In that role, Stockley does pretty well, although perhaps not as well as it used to do. The switch seems to have happened with the John Kennedy administration when money for the retarded became abundant. That landmark was especially memorable on a Saturday when the Russians menaced us over Cuba. I never knew we had so many eight-engined bombers as circled over the Dover Air Force Base that day. Years later, a pilot brought his son to see me, and I asked him. "Yup," he said. "we were carrying eggs, all right." "Picked them up in Alaska."
School Vouchers (7)

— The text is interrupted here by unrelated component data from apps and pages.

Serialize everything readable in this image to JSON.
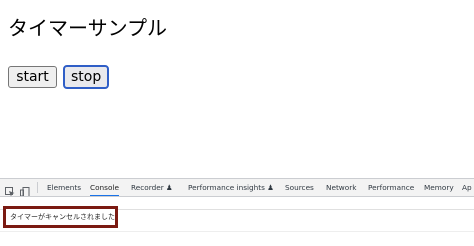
{
  "page": {
    "title": "タイマーサンプル",
    "start_label": "start",
    "stop_label": "stop"
  },
  "devtools": {
    "tabs": [
      {
        "label": "Elements"
      },
      {
        "label": "Console",
        "active": true
      },
      {
        "label": "Recorder ♟"
      },
      {
        "label": "Performance insights ♟"
      },
      {
        "label": "Sources"
      },
      {
        "label": "Network"
      },
      {
        "label": "Performance"
      },
      {
        "label": "Memory"
      },
      {
        "label": "Ap"
      }
    ],
    "console_message": "タイマーがキャンセルされました"
  },
  "colors": {
    "highlight_border": "#7b1a12",
    "stop_button_focus": "#2f5ec7",
    "active_tab_underline": "#1a73e8"
  }
}
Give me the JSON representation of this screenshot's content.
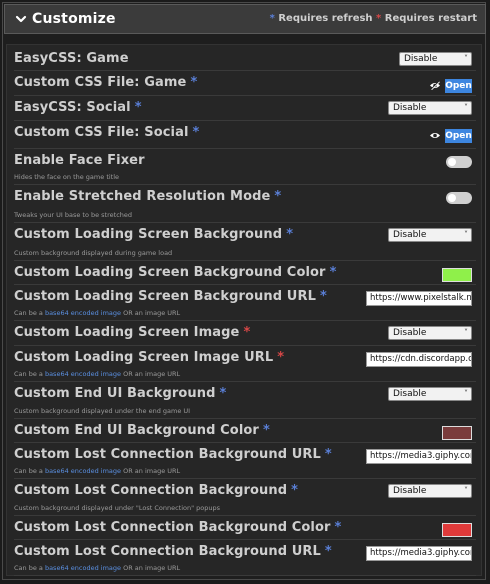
{
  "header": {
    "title": "Customize",
    "legend_refresh_mark": "*",
    "legend_refresh_text": "Requires refresh",
    "legend_restart_mark": "*",
    "legend_restart_text": "Requires restart"
  },
  "colors": {
    "refresh": "#5a7fd6",
    "restart": "#d64747",
    "link": "#5a8fe0",
    "button": "#3d86e0"
  },
  "settings": [
    {
      "label": "EasyCSS: Game",
      "mark": "",
      "control": "select",
      "value": "Disable"
    },
    {
      "label": "Custom CSS File: Game",
      "mark": "*",
      "control": "open",
      "value": "Open",
      "icon": "eye-slash-icon"
    },
    {
      "label": "EasyCSS: Social",
      "mark": "*",
      "control": "select",
      "value": "Disable"
    },
    {
      "label": "Custom CSS File: Social",
      "mark": "*",
      "control": "open",
      "value": "Open",
      "icon": "eye-icon"
    },
    {
      "label": "Enable Face Fixer",
      "mark": "",
      "control": "toggle",
      "desc": "Hides the face on the game title"
    },
    {
      "label": "Enable Stretched Resolution Mode",
      "mark": "*",
      "control": "toggle",
      "desc": "Tweaks your UI base to be stretched"
    },
    {
      "label": "Custom Loading Screen Background",
      "mark": "*",
      "control": "select",
      "value": "Disable",
      "desc": "Custom background displayed during game load"
    },
    {
      "label": "Custom Loading Screen Background Color",
      "mark": "*",
      "control": "color",
      "color": "#8ff04a"
    },
    {
      "label": "Custom Loading Screen Background URL",
      "mark": "*",
      "control": "text",
      "value": "https://www.pixelstalk.n",
      "desc_pre": "Can be a ",
      "desc_link": "base64 encoded image",
      "desc_post": " OR an image URL"
    },
    {
      "label": "Custom Loading Screen Image",
      "mark": "*",
      "markColor": "r",
      "control": "select",
      "value": "Disable"
    },
    {
      "label": "Custom Loading Screen Image URL",
      "mark": "*",
      "markColor": "r",
      "control": "text",
      "value": "https://cdn.discordapp.cc",
      "desc_pre": "Can be a ",
      "desc_link": "base64 encoded image",
      "desc_post": " OR an image URL"
    },
    {
      "label": "Custom End UI Background",
      "mark": "*",
      "control": "select",
      "value": "Disable",
      "desc": "Custom background displayed under the end game UI"
    },
    {
      "label": "Custom End UI Background Color",
      "mark": "*",
      "control": "color",
      "color": "#7a3c3c"
    },
    {
      "label": "Custom Lost Connection Background URL",
      "mark": "*",
      "control": "text",
      "value": "https://media3.giphy.com",
      "desc_pre": "Can be a ",
      "desc_link": "base64 encoded image",
      "desc_post": " OR an image URL"
    },
    {
      "label": "Custom Lost Connection Background",
      "mark": "*",
      "control": "select",
      "value": "Disable",
      "desc": "Custom background displayed under \"Lost Connection\" popups"
    },
    {
      "label": "Custom Lost Connection Background Color",
      "mark": "*",
      "control": "color",
      "color": "#e03a3a"
    },
    {
      "label": "Custom Lost Connection Background URL",
      "mark": "*",
      "control": "text",
      "value": "https://media3.giphy.com",
      "desc_pre": "Can be a ",
      "desc_link": "base64 encoded image",
      "desc_post": " OR an image URL"
    }
  ]
}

Health Savings Accounts,like school vouchers, dislodge government's patronage control over a vital public service. Both of them redirect tax money back to the public, who choose among vendors for themselves. Interestingly, it is unions who seem most threatened by this.
Specialty hospitals have actually been given more than a fair try. About a hundred years ago, the landscape was peppered with casualty hospitals, receiving hospitals, stomach hospitals, skin and cancer hospitals, lying-in hospitals, contagious disease hospitals, and a dozen other medical specialty boutiques.
Quaker Investment Committee
Quakers expect results from their investment managers, not just Wall Street gossip.
The First and Oldest Hospital in America
The history of American medicine is the history of the Pennsylvania Hospital.
Can a town of 5000 residents, with a two hundred-bed hospital, have the services of the best surgeon in the world? It all depends on your definitions.
Mind Your Manners
The surgeon father of a local congressman once learned a hard lesson.
When Medicare started it was chaos, worse confounded.
Medical Club of Philadelphia
Founded in 1880, this social club of Philadelphia physicians is devoted to non-medical events.
Philadelphia City Controller
A City Controller is expected to criticize the city's administration. Alan Butkovitz does his duty.
Link to:Medical Club of Philadelphia
In 1992, it's Executive Director summarized the century-long history of this last surviving club of physicians, devoted exclusively to non-medical affairs.
Net Neutrality and Vertical Integration
Net neutrality is a new issue with several other issues buried in it. Here we take up its relation to antitrust, particularly the legal concept of vertical integration.
My Years at Stockley
New blog 2018-08-22 22:39:22 description